The Coalition of Asian Pacific Islander Bar Associations of Northern California stated that Gov. Brown “lags far behind the record of his Republican predecessor, Governor Arnold Schwarzenegger, who appointed 13 Asian American judges in Northern California during his two terms.” Read moreNo comments
Diversity on the bench is in the spotlight in two Midwest states today after milestone achievements by two women.
Loretta Rush, the only woman on Indiana’s Supreme Court, has been named the state’s first female chief justice in a unanimous vote, according to Indystar. Rush is only the second woman to ever serve on Indiana’s highest court.
“It’s not just about a chief,” she said. “It’s about the five of us setting the rule of law in Indiana, protecting the rule of law in Indiana, and I see that can continue. When I look around the country, I am very, very proud of our court and continuing its traditions. We’re strong. We’re strong collectively together.”No comments

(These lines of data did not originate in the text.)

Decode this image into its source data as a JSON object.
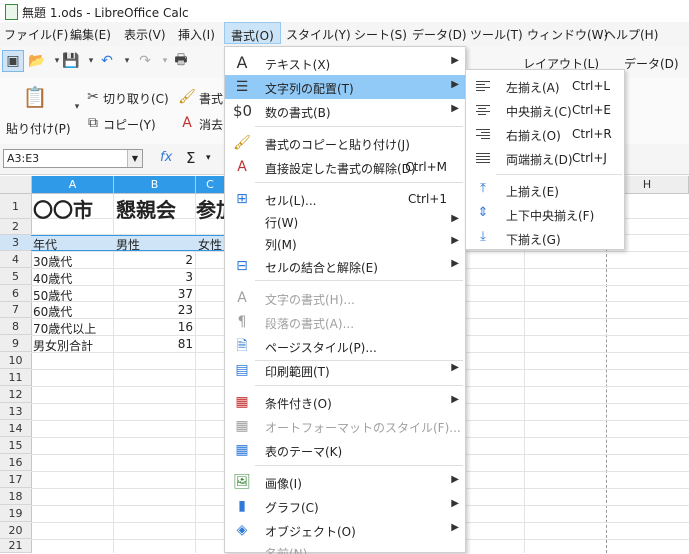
{
  "window": {
    "title": "無題 1.ods - LibreOffice Calc"
  },
  "menubar": [
    "ファイル(F)",
    "編集(E)",
    "表示(V)",
    "挿入(I)",
    "書式(O)",
    "スタイル(Y)",
    "シート(S)",
    "データ(D)",
    "ツール(T)",
    "ウィンドウ(W)",
    "ヘルプ(H)"
  ],
  "toolbar": {
    "paste_label": "貼り付け(P)",
    "cut_label": "切り取り(C)",
    "copy_label": "コピー(Y)",
    "format_partial": "書式",
    "clear_partial": "消去",
    "tab_layout": "レイアウト(L)",
    "tab_data": "データ(D)"
  },
  "formula_bar": {
    "name_box": "A3:E3",
    "fx": "fx",
    "sigma": "Σ"
  },
  "columns": [
    "A",
    "B",
    "C",
    "H"
  ],
  "rows": [
    "1",
    "2",
    "3",
    "4",
    "5",
    "6",
    "7",
    "8",
    "9",
    "10",
    "11",
    "12",
    "13",
    "14",
    "15",
    "16",
    "17",
    "18",
    "19",
    "20",
    "21"
  ],
  "cells": {
    "A1": "〇〇市",
    "B1": "懇親会",
    "C1": "参加",
    "A3": "年代",
    "B3": "男性",
    "C3": "女性",
    "A4": "30歳代",
    "B4": "2",
    "A5": "40歳代",
    "B5": "3",
    "A6": "50歳代",
    "B6": "37",
    "A7": "60歳代",
    "B7": "23",
    "A8": "70歳代以上",
    "B8": "16",
    "A9": "男女別合計",
    "B9": "81"
  },
  "format_menu": [
    {
      "label": "テキスト(X)",
      "icon": "text-icon",
      "submenu": true
    },
    {
      "label": "文字列の配置(T)",
      "icon": "align-icon",
      "submenu": true,
      "highlighted": true
    },
    {
      "label": "数の書式(B)",
      "icon": "currency-icon",
      "submenu": true
    },
    {
      "label": "書式のコピーと貼り付け(J)",
      "icon": "clone-format-icon"
    },
    {
      "label": "直接設定した書式の解除(D)",
      "icon": "clear-format-icon",
      "shortcut": "Ctrl+M"
    },
    {
      "label": "セル(L)...",
      "icon": "cell-icon",
      "shortcut": "Ctrl+1"
    },
    {
      "label": "行(W)",
      "submenu": true
    },
    {
      "label": "列(M)",
      "submenu": true
    },
    {
      "label": "セルの結合と解除(E)",
      "icon": "merge-icon",
      "submenu": true
    },
    {
      "label": "文字の書式(H)...",
      "icon": "char-format-icon",
      "disabled": true
    },
    {
      "label": "段落の書式(A)...",
      "icon": "paragraph-icon",
      "disabled": true
    },
    {
      "label": "ページスタイル(P)...",
      "icon": "page-style-icon"
    },
    {
      "label": "印刷範囲(T)",
      "icon": "print-range-icon",
      "submenu": true
    },
    {
      "label": "条件付き(O)",
      "icon": "conditional-icon",
      "submenu": true
    },
    {
      "label": "オートフォーマットのスタイル(F)...",
      "icon": "autoformat-icon",
      "disabled": true
    },
    {
      "label": "表のテーマ(K)",
      "icon": "table-theme-icon"
    },
    {
      "label": "画像(I)",
      "icon": "image-icon",
      "submenu": true
    },
    {
      "label": "グラフ(C)",
      "icon": "chart-icon",
      "submenu": true
    },
    {
      "label": "オブジェクト(O)",
      "icon": "object-icon",
      "submenu": true
    },
    {
      "label": "名前(N)",
      "disabled": true
    }
  ],
  "align_submenu": [
    {
      "label": "左揃え(A)",
      "shortcut": "Ctrl+L",
      "icon": "align-left-icon"
    },
    {
      "label": "中央揃え(C)",
      "shortcut": "Ctrl+E",
      "icon": "align-center-icon"
    },
    {
      "label": "右揃え(O)",
      "shortcut": "Ctrl+R",
      "icon": "align-right-icon"
    },
    {
      "label": "両端揃え(D)",
      "shortcut": "Ctrl+J",
      "icon": "justify-icon"
    },
    {
      "label": "上揃え(E)",
      "icon": "align-top-icon"
    },
    {
      "label": "上下中央揃え(F)",
      "icon": "align-middle-icon"
    },
    {
      "label": "下揃え(G)",
      "icon": "align-bottom-icon"
    }
  ],
  "colors": {
    "selection": "#2f9ae8",
    "menu_highlight": "#91c9f7",
    "menubar_active": "#cce4f7"
  }
}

Recalling the federal government’s shutdown over a budget impasse last year, U.S. District Chief Judge Ruben Castillo of the Northern District of Illinois said he had to draft a doomsday email about suspending all trials at Chicago’s downtown courthouse and find ways to boost sunken staff morale.
“If the shutdown hadn’t ended exactly when it did, we were out of money,” he told The Chicago Tribune in an interview about his first year in office. The draft email did not take effect.
Judge Castillo also discussed new initiatives that helped the district weather the crisis. They included new technology to help accelerate the pace of trials and competing with other districts to attract more attorneys to bring their large civil cases in Illinois. Read moreNo comments
Gov. Jerry Brown’s nomination of Stanford law professor Mariano-Florentino Cuéllar, a Mexican immigrant to the United States, to the California Supreme Court is sparking attention for the statement it makes about diversity.
The nomination represents “a statement to the rest of the nation as we go through this backlash against immigrants,” said Laurie Levenson, a law professor at Loyola Marymount in Los Angeles, according to a San Francisco Chronicle article.
California Senate President Pro Tem Darrell Steinberg described the nomination as “a timely reminder that our Golden State was forged by disparate immigrant communities who pushed frontiers and who, together, recognized a common strength in diversity.” Read moreNo comments
Gov. Jerry Brown has nominated Mariano-Florentino Cuéllar, a Stanford law professor and Mexican-born immigrant to the United States, to the California Supreme Court.
Cuéllar has served under Presidents Obama and Clinton and has an undergraduate degree from Harvard College and advanced degrees from Yale Law School and Stanford, according to the Los Angeles Times. If confirmed, Cuéllar would be the only Latino serving on the state’s highest court, NBC News reported.
In commending Brown’s choice, the National Association of Latino Elected and Appointed Officials (NALEO) said, “It is vital that the state’s highest court reflect the full diversity of its residents.” Read moreNo comments